You may also need to do an organic acids panel to see the metabolites that affect mood, and nutrient levels to identify nutrient (cofactor) deficiencies. Then, if you haven’t already, completing a food sensitivity panel to determine which foods put stress on your body and the degree to which leaky gut is involved is imperative. A stool panel may also be necessary to identify dysbiosis (imbalanced gut bacteria).
As all of this information comes in, you and your practitioner will be able to create a strategic plan to address each of these areas in an integrated way, keeping in mind that they all influence each other.
An example plan looks like this:
- Phase 1: Review your case and determine which further tests are needed.
- Phase 2: Review supplements* and make sure you have the best foundational nutrients.
- Phase 3: Integrate leaky gut healing support—diet changes and supplements.
- Phase 4: Add in supplements to balance neurotransmitters and cortisol levels.
- Phase 5: Address dysbiosis and/or other infections if necessary.
- Phase 6: Identify and address toxic exposures and/or blood sugar imbalances.
- Phase 7: Support the methylation cycle and genetic SNPs.
So you see that addressing mood issues is mostly about addressing the whole of your body. It’s not about a single pill. And definitely not a miracle pill. It is about looking at your body as a whole integrated system and supporting every part of that system to work well again. It takes time, diligence, consistency, and determination. Not perfection—but an attitude of curiosity and acceptance.
When people ask me how I can help them I say, “Let’s sit down and look at all the data together. Then let’s make a plan that is specific to you. We can start that process during an initial consultation – what I call a Comprehensive Health Breakthrough Session—and then we can decide whether a program or package makes sense, in terms of getting everything you need at a lower cost and with access to discounts on supplements.”
I created a package specifically for looking at your genetic mutations and how they may be affecting your health—it’s called the Genetic Profiling Solutions Package. It includes a plan just as I have laid it out above (with testing) to learn about your cortisol, neurotransmitters, and nutrient levels, as well as a phased approach to implementing steps to help with your mood and any other health issues. If you would like to make appointment with me to discuss the best approach for you, you can do so by clicking here.
Take Away Message
The message I want you to take away, especially if you have been struggling with mood-related issues, is that it is possible to feel better. It is not something that happens all at once, and you’ll need to continue to take ongoing steps to optimize your mood based on your current circumstances and stress levels. But it is possible, with the right kind of professional support, to address the various mood disruptors and genetic mutations that are affecting you.
If you’d like to start learning more, my book, The Stress Remedy, will walk you through the information step-by-step with case studies to illustrate. It includes a complete health questionnaire and a 3-week menu plan with recipes.
I’d love to hear your thoughts on how to address mood from a perspective of stress. Please share below in the comments box.
17th April 2015

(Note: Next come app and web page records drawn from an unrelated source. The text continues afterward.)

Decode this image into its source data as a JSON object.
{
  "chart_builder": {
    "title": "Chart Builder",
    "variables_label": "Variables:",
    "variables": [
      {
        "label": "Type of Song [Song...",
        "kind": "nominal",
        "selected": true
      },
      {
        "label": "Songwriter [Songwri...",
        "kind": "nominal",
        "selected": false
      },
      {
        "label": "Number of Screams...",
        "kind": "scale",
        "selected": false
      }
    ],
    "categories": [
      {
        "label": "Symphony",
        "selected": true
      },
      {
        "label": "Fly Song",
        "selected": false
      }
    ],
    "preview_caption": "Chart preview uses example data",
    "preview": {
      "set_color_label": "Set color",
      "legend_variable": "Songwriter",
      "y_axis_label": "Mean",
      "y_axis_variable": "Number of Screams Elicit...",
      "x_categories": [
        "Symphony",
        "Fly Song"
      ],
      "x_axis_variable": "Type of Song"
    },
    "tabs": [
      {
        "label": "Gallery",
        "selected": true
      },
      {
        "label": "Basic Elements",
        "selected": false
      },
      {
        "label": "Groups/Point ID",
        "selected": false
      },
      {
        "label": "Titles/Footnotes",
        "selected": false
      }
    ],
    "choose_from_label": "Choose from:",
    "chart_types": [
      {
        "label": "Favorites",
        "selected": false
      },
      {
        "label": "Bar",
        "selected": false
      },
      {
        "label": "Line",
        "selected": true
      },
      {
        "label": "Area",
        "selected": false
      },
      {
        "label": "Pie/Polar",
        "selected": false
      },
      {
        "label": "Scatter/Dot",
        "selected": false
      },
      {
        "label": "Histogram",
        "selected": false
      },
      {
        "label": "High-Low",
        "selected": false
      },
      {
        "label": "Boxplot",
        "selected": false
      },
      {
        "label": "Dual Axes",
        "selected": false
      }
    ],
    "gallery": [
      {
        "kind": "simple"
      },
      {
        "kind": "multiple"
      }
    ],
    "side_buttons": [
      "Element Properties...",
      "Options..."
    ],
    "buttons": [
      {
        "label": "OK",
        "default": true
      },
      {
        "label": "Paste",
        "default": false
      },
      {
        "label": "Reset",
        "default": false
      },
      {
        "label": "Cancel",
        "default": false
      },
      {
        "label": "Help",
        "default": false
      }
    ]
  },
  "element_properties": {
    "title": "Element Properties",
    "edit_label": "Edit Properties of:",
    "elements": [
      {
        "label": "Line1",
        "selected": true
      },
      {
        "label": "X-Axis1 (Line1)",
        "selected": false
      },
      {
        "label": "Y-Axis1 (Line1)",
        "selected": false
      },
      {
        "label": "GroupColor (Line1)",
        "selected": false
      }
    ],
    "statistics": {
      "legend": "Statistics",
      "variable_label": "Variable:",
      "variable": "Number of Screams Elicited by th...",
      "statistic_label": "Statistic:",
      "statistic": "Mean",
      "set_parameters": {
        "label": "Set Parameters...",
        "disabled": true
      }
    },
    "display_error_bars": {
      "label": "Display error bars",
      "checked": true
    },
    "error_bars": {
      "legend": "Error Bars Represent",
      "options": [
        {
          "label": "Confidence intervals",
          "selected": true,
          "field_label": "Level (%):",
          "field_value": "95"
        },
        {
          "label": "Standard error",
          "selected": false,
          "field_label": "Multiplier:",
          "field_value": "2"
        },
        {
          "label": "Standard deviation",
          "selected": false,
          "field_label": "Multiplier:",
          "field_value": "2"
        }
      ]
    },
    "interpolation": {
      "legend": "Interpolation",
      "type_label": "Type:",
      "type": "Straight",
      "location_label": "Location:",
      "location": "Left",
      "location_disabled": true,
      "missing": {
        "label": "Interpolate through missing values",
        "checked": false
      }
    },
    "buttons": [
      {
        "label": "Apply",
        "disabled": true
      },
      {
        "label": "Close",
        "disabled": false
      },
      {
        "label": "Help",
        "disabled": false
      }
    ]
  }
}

*Please keep in mind that any and all supplements—nutrients, herbs, enzymes, or other—should be used with caution. My recommendation is that you seek the care of a naturopathic doctor (with a doctorate degree from a federally-accredited program) and that you have a primary care physician or practitioner whom you can contact to help you with individual dosing and protocols. If you ever experience negative symptoms after taking a product, stop taking it immediately and contact your doctor right away.